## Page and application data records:
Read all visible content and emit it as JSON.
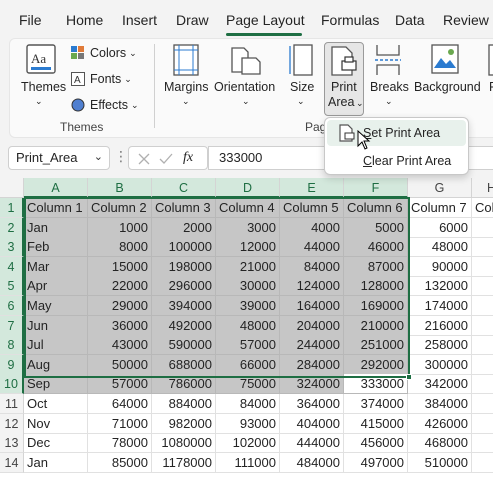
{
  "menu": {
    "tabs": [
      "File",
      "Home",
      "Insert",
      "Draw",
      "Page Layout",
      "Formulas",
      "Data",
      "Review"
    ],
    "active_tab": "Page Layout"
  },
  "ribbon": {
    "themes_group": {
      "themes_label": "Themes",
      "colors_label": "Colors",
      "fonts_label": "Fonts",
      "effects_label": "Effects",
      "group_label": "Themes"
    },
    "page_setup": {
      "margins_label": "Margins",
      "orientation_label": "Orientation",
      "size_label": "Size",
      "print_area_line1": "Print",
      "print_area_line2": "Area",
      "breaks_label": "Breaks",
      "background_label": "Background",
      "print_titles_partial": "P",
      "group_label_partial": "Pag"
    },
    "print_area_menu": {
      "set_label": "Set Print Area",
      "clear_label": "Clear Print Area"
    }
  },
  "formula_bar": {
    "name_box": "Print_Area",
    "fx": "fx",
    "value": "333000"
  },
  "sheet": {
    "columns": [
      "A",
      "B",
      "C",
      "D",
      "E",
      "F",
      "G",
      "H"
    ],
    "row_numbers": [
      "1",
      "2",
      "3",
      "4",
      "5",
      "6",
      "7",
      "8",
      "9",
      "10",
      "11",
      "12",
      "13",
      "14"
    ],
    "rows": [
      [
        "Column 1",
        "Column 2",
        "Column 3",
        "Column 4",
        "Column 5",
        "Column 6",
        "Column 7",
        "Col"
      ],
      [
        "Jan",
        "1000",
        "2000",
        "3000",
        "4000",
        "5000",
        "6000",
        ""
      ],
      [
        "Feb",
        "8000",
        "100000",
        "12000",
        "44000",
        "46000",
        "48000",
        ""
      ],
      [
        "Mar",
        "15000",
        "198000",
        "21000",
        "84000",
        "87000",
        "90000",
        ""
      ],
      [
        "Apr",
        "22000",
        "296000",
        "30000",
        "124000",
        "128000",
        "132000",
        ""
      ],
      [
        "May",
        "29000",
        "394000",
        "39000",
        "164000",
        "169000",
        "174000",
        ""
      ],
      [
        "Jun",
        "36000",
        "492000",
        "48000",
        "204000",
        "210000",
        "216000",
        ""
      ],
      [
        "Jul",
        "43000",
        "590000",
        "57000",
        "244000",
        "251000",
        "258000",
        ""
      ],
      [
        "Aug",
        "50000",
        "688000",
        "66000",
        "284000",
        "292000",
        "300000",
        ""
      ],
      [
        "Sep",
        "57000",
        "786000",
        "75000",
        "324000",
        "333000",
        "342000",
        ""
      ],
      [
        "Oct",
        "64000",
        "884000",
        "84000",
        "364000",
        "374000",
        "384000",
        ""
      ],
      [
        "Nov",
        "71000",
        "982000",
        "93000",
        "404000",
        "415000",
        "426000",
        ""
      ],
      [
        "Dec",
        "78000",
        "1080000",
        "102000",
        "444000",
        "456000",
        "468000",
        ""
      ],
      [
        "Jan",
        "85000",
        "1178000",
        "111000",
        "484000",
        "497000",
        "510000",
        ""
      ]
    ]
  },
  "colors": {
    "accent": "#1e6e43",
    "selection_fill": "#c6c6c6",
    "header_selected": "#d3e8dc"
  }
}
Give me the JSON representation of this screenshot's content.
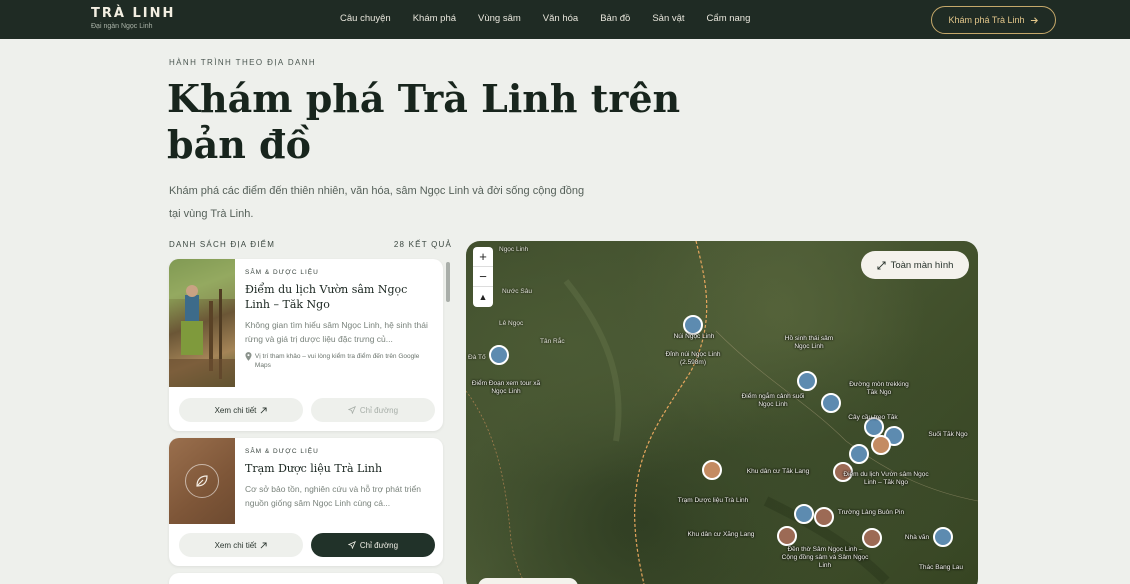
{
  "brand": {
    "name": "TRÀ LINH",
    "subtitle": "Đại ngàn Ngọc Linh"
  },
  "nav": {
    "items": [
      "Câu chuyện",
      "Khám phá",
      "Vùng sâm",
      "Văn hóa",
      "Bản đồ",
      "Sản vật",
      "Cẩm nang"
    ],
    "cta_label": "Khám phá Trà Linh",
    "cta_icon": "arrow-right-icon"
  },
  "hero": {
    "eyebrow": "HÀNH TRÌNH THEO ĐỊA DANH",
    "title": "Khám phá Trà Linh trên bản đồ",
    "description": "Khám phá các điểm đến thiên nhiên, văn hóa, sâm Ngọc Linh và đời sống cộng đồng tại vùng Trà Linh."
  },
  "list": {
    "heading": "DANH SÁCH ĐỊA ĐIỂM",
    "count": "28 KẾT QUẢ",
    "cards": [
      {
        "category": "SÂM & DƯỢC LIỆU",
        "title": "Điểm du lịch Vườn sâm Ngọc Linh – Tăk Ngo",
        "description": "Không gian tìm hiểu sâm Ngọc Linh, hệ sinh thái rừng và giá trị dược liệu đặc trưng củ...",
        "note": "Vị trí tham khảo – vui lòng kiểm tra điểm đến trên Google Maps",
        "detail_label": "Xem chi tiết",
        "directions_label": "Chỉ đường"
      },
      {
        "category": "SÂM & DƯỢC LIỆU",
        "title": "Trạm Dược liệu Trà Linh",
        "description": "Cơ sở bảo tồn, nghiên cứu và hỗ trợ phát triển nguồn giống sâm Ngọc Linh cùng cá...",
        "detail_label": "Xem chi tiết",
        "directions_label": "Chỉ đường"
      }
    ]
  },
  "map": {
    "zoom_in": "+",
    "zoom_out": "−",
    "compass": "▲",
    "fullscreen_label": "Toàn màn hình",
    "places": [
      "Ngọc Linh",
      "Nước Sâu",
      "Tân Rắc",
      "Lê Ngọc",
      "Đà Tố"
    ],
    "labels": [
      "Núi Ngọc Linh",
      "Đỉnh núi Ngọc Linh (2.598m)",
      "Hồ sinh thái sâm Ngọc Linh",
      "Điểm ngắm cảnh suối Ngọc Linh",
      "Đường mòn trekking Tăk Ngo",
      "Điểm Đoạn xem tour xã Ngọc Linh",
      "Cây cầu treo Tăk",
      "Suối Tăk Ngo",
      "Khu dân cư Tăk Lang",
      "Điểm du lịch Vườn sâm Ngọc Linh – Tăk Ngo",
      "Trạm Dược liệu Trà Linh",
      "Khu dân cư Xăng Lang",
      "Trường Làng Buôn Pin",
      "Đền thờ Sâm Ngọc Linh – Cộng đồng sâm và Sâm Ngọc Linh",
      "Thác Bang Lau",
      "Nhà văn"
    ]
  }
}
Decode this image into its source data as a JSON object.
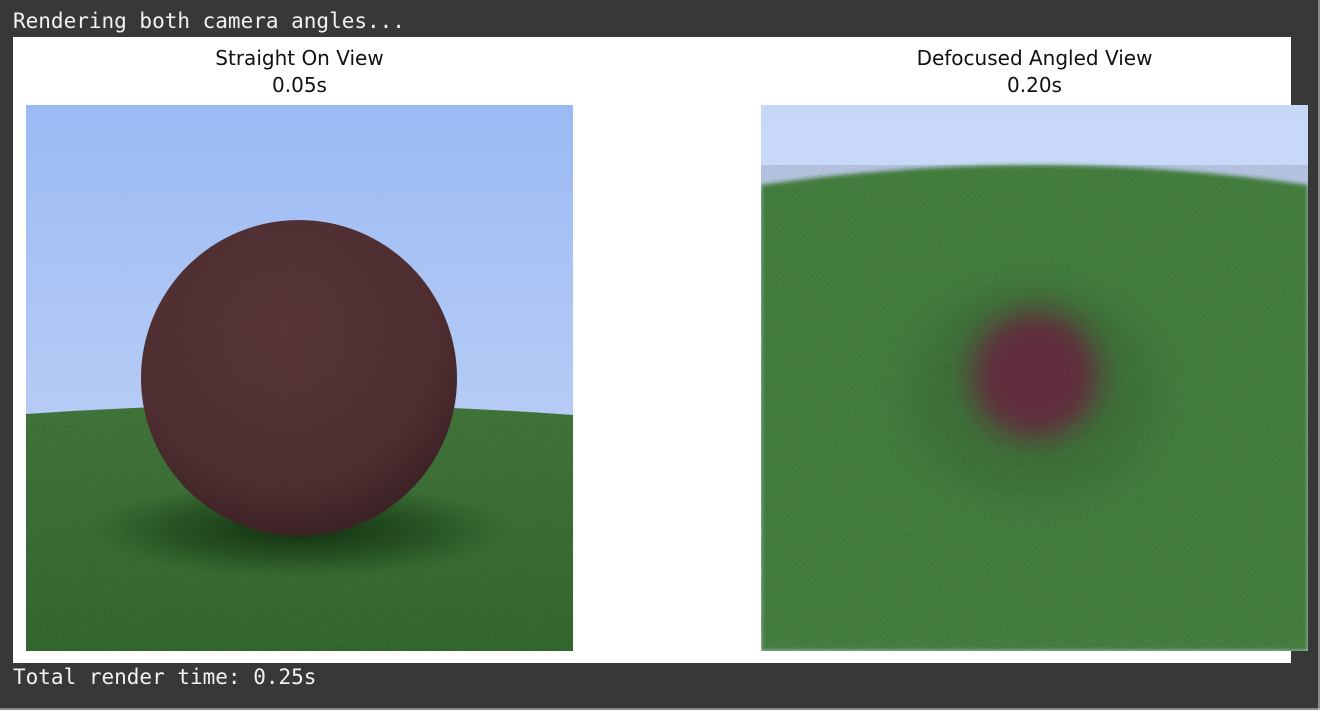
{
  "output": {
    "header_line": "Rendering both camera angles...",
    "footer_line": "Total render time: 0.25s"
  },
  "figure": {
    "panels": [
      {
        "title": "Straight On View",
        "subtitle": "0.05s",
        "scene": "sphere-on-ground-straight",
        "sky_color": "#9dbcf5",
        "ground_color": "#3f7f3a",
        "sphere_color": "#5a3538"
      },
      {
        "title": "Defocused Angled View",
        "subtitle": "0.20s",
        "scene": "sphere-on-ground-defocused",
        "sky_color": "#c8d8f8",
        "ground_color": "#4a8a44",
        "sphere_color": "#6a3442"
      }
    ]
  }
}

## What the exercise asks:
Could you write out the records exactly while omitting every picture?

## Task solution:
Read all visible content and emit it as JSON.
{
  "menu": {
    "tabs": [
      "File",
      "Home",
      "Insert",
      "Draw",
      "Page Layout",
      "Formulas",
      "Data",
      "Review"
    ],
    "active_tab": "Page Layout"
  },
  "ribbon": {
    "themes_group": {
      "themes_label": "Themes",
      "colors_label": "Colors",
      "fonts_label": "Fonts",
      "effects_label": "Effects",
      "group_label": "Themes"
    },
    "page_setup": {
      "margins_label": "Margins",
      "orientation_label": "Orientation",
      "size_label": "Size",
      "print_area_line1": "Print",
      "print_area_line2": "Area",
      "breaks_label": "Breaks",
      "background_label": "Background",
      "print_titles_partial": "P",
      "group_label_partial": "Pag"
    },
    "print_area_menu": {
      "set_label": "Set Print Area",
      "clear_label": "Clear Print Area"
    }
  },
  "formula_bar": {
    "name_box": "Print_Area",
    "fx": "fx",
    "value": "333000"
  },
  "sheet": {
    "columns": [
      "A",
      "B",
      "C",
      "D",
      "E",
      "F",
      "G",
      "H"
    ],
    "row_numbers": [
      "1",
      "2",
      "3",
      "4",
      "5",
      "6",
      "7",
      "8",
      "9",
      "10",
      "11",
      "12",
      "13",
      "14"
    ],
    "rows": [
      [
        "Column 1",
        "Column 2",
        "Column 3",
        "Column 4",
        "Column 5",
        "Column 6",
        "Column 7",
        "Col"
      ],
      [
        "Jan",
        "1000",
        "2000",
        "3000",
        "4000",
        "5000",
        "6000",
        ""
      ],
      [
        "Feb",
        "8000",
        "100000",
        "12000",
        "44000",
        "46000",
        "48000",
        ""
      ],
      [
        "Mar",
        "15000",
        "198000",
        "21000",
        "84000",
        "87000",
        "90000",
        ""
      ],
      [
        "Apr",
        "22000",
        "296000",
        "30000",
        "124000",
        "128000",
        "132000",
        ""
      ],
      [
        "May",
        "29000",
        "394000",
        "39000",
        "164000",
        "169000",
        "174000",
        ""
      ],
      [
        "Jun",
        "36000",
        "492000",
        "48000",
        "204000",
        "210000",
        "216000",
        ""
      ],
      [
        "Jul",
        "43000",
        "590000",
        "57000",
        "244000",
        "251000",
        "258000",
        ""
      ],
      [
        "Aug",
        "50000",
        "688000",
        "66000",
        "284000",
        "292000",
        "300000",
        ""
      ],
      [
        "Sep",
        "57000",
        "786000",
        "75000",
        "324000",
        "333000",
        "342000",
        ""
      ],
      [
        "Oct",
        "64000",
        "884000",
        "84000",
        "364000",
        "374000",
        "384000",
        ""
      ],
      [
        "Nov",
        "71000",
        "982000",
        "93000",
        "404000",
        "415000",
        "426000",
        ""
      ],
      [
        "Dec",
        "78000",
        "1080000",
        "102000",
        "444000",
        "456000",
        "468000",
        ""
      ],
      [
        "Jan",
        "85000",
        "1178000",
        "111000",
        "484000",
        "497000",
        "510000",
        ""
      ]
    ]
  },
  "colors": {
    "accent": "#1e6e43",
    "selection_fill": "#c6c6c6",
    "header_selected": "#d3e8dc"
  }
}
Give me the JSON representation of this screenshot's content.
{
  "brand": {
    "name": "TRÀ LINH",
    "subtitle": "Đại ngàn Ngọc Linh"
  },
  "nav": {
    "items": [
      "Câu chuyện",
      "Khám phá",
      "Vùng sâm",
      "Văn hóa",
      "Bản đồ",
      "Sản vật",
      "Cẩm nang"
    ],
    "cta_label": "Khám phá Trà Linh",
    "cta_icon": "arrow-right-icon"
  },
  "hero": {
    "eyebrow": "HÀNH TRÌNH THEO ĐỊA DANH",
    "title": "Khám phá Trà Linh trên bản đồ",
    "description": "Khám phá các điểm đến thiên nhiên, văn hóa, sâm Ngọc Linh và đời sống cộng đồng tại vùng Trà Linh."
  },
  "list": {
    "heading": "DANH SÁCH ĐỊA ĐIỂM",
    "count": "28 KẾT QUẢ",
    "cards": [
      {
        "category": "SÂM & DƯỢC LIỆU",
        "title": "Điểm du lịch Vườn sâm Ngọc Linh – Tăk Ngo",
        "description": "Không gian tìm hiểu sâm Ngọc Linh, hệ sinh thái rừng và giá trị dược liệu đặc trưng củ...",
        "note": "Vị trí tham khảo – vui lòng kiểm tra điểm đến trên Google Maps",
        "detail_label": "Xem chi tiết",
        "directions_label": "Chỉ đường"
      },
      {
        "category": "SÂM & DƯỢC LIỆU",
        "title": "Trạm Dược liệu Trà Linh",
        "description": "Cơ sở bảo tồn, nghiên cứu và hỗ trợ phát triển nguồn giống sâm Ngọc Linh cùng cá...",
        "detail_label": "Xem chi tiết",
        "directions_label": "Chỉ đường"
      }
    ]
  },
  "map": {
    "zoom_in": "+",
    "zoom_out": "−",
    "compass": "▲",
    "fullscreen_label": "Toàn màn hình",
    "places": [
      "Ngọc Linh",
      "Nước Sâu",
      "Tân Rắc",
      "Lê Ngọc",
      "Đà Tố"
    ],
    "labels": [
      "Núi Ngọc Linh",
      "Đỉnh núi Ngọc Linh (2.598m)",
      "Hồ sinh thái sâm Ngọc Linh",
      "Điểm ngắm cảnh suối Ngọc Linh",
      "Đường mòn trekking Tăk Ngo",
      "Điểm Đoạn xem tour xã Ngọc Linh",
      "Cây cầu treo Tăk",
      "Suối Tăk Ngo",
      "Khu dân cư Tăk Lang",
      "Điểm du lịch Vườn sâm Ngọc Linh – Tăk Ngo",
      "Trạm Dược liệu Trà Linh",
      "Khu dân cư Xăng Lang",
      "Trường Làng Buôn Pin",
      "Đền thờ Sâm Ngọc Linh – Cộng đồng sâm và Sâm Ngọc Linh",
      "Thác Bang Lau",
      "Nhà văn"
    ]
  }
}
Decode this image into its source data as a JSON object.
{
  "output": {
    "header_line": "Rendering both camera angles...",
    "footer_line": "Total render time: 0.25s"
  },
  "figure": {
    "panels": [
      {
        "title": "Straight On View",
        "subtitle": "0.05s",
        "scene": "sphere-on-ground-straight",
        "sky_color": "#9dbcf5",
        "ground_color": "#3f7f3a",
        "sphere_color": "#5a3538"
      },
      {
        "title": "Defocused Angled View",
        "subtitle": "0.20s",
        "scene": "sphere-on-ground-defocused",
        "sky_color": "#c8d8f8",
        "ground_color": "#4a8a44",
        "sphere_color": "#6a3442"
      }
    ]
  }
}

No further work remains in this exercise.